Online dating and divorce rates
But as dating-through-device becomes a primary medium for romance, it seems likely that our end goal—traditionally commitment, and often marriage—will also change.
And they share some common conceits: that similarity is good for a relationship, and that mathematical algorithms can predict compatibility.K.-based online dating executive Dan Winchester, who predicts, “The future will see better relationships, but more divorce.” Internet dating sites, supporters say, create a larger and more fluid “dating marketplace,” which in turn yields better and more compatible matches.On the flip side, this bustling new marketplace, with its steady pace of transactions, might threaten traditional marriage.At a press launch, Facebook reps showed off the new product, explaining that it could be used to search for restaurants, or for job recruiting.At one point, a Facebook employee stood to demonstrate a search for “friends of my friends who are single and living in San Francisco.” And that’s when Facebook entered the online dating game, doing away with what was, until now, a fragile divide between quotidian online activity and the act of browsing for potential mates.A new book by journalist Dan Slater, , argues that something momentous and irreversible has happened to modern-day dating and relationships.
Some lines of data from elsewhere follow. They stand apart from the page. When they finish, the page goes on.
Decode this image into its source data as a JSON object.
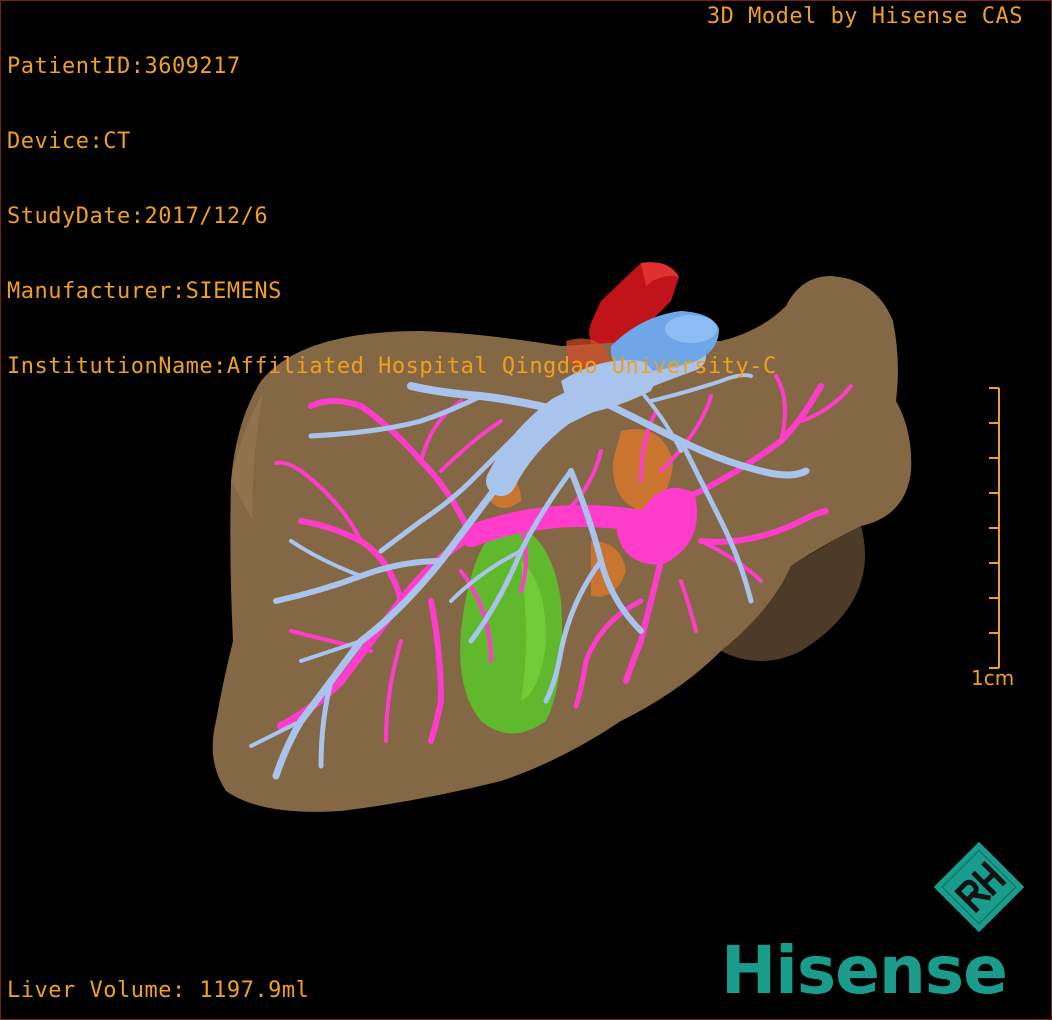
{
  "header": {
    "patient_id": "PatientID:3609217",
    "device": "Device:CT",
    "study_date": "StudyDate:2017/12/6",
    "manufacturer": "Manufacturer:SIEMENS",
    "institution": "InstitutionName:Affiliated Hospital Qingdao University-C"
  },
  "credit": "3D Model by Hisense CAS",
  "footer": {
    "liver_volume": "Liver Volume: 1197.9ml"
  },
  "scale": {
    "label": "1cm"
  },
  "logo": {
    "mark_text": "RH",
    "brand": "Hisense"
  },
  "colors": {
    "overlay_text": "#f0a01e",
    "liver": "#8b6d48",
    "portal_vein": "#ff3ccc",
    "hepatic_vein": "#a8c4ec",
    "vena_cava": "#6fa6e8",
    "aorta": "#c0141a",
    "gallbladder": "#5cc22a",
    "brand": "#1a9c8c"
  }
}
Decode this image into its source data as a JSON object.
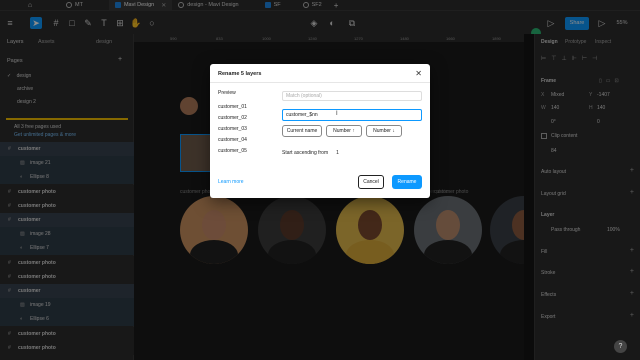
{
  "tabs": [
    {
      "label": "",
      "icon": "home-icon"
    },
    {
      "label": "MT"
    },
    {
      "label": "Mavi Design",
      "active": true
    },
    {
      "label": "design - Mavi Design"
    },
    {
      "label": "SF"
    },
    {
      "label": "SF2"
    }
  ],
  "toolbar": {
    "share_label": "Share",
    "zoom": "55%"
  },
  "left_panel": {
    "tab_layers": "Layers",
    "tab_assets": "Assets",
    "file_label": "design",
    "pages_title": "Pages",
    "pages": [
      "design",
      "archive",
      "design 2"
    ],
    "plan_line1": "All 3 free pages used",
    "plan_line2": "Get unlimited pages & more",
    "layers": [
      {
        "name": "customer",
        "kind": "frame",
        "bold": true
      },
      {
        "name": "image 21",
        "kind": "child"
      },
      {
        "name": "Ellipse 8",
        "kind": "child"
      },
      {
        "name": "customer photo",
        "kind": "frame-dark",
        "bold": true
      },
      {
        "name": "customer photo",
        "kind": "frame-dark",
        "bold": true
      },
      {
        "name": "customer",
        "kind": "frame",
        "bold": true
      },
      {
        "name": "image 28",
        "kind": "child"
      },
      {
        "name": "Ellipse 7",
        "kind": "child"
      },
      {
        "name": "customer photo",
        "kind": "frame-dark",
        "bold": true
      },
      {
        "name": "customer photo",
        "kind": "frame-dark",
        "bold": true
      },
      {
        "name": "customer",
        "kind": "frame",
        "bold": true
      },
      {
        "name": "image 19",
        "kind": "child"
      },
      {
        "name": "Ellipse 6",
        "kind": "child"
      },
      {
        "name": "customer photo",
        "kind": "frame-dark",
        "bold": true
      },
      {
        "name": "customer photo",
        "kind": "frame-dark",
        "bold": true
      }
    ]
  },
  "canvas": {
    "ruler_ticks": [
      "590",
      "833",
      "1000",
      "1240",
      "1270",
      "1480",
      "1660",
      "1890"
    ],
    "photo_labels": [
      "customer photo",
      "customer photo",
      "customer photo",
      "customer photo"
    ]
  },
  "right_panel": {
    "tab_design": "Design",
    "tab_prototype": "Prototype",
    "tab_inspect": "Inspect",
    "frame_label": "Frame",
    "x_value": "Mixed",
    "y_value": "-1407",
    "w_value": "140",
    "h_value": "140",
    "rotation": "0°",
    "radius": "0",
    "clip_label": "Clip content",
    "opacity_label": "84",
    "auto_layout": "Auto layout",
    "layout_grid": "Layout grid",
    "layer_title": "Layer",
    "blend": "Pass through",
    "layer_opacity": "100%",
    "fill": "Fill",
    "stroke": "Stroke",
    "effects": "Effects",
    "export": "Export"
  },
  "dialog": {
    "title": "Rename 5 layers",
    "preview_label": "Preview",
    "preview_names": [
      "customer_01",
      "customer_02",
      "customer_03",
      "customer_04",
      "customer_05"
    ],
    "match_placeholder": "Match (optional)",
    "rename_value": "customer_$nn",
    "btn_current_name": "Current name",
    "btn_number_up": "Number ↑",
    "btn_number_down": "Number ↓",
    "start_label": "Start ascending from",
    "start_value": "1",
    "learn_more": "Learn more",
    "cancel": "Cancel",
    "rename": "Rename"
  },
  "colors": {
    "accent": "#0d99ff",
    "panel": "#2c2c2c",
    "canvas": "#1a1a1a"
  }
}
Slater says it heralds a shift akin in significance to the sexual revolution.
The dating site e Harmony claims an average of 542 members marry every day in America.
As online dating becomes the dominant path to relationships, it shifts the way these unions are built.
“We will reach a point when people don’t distinguish between meeting online and off-line,” he says.
“We won’t refer to online dating; it will just be dating.” And we aren’t far away.
By 2009, that number had grown to around 20 per cent for heterosexual couples, and 60 per cent for same-sex matches.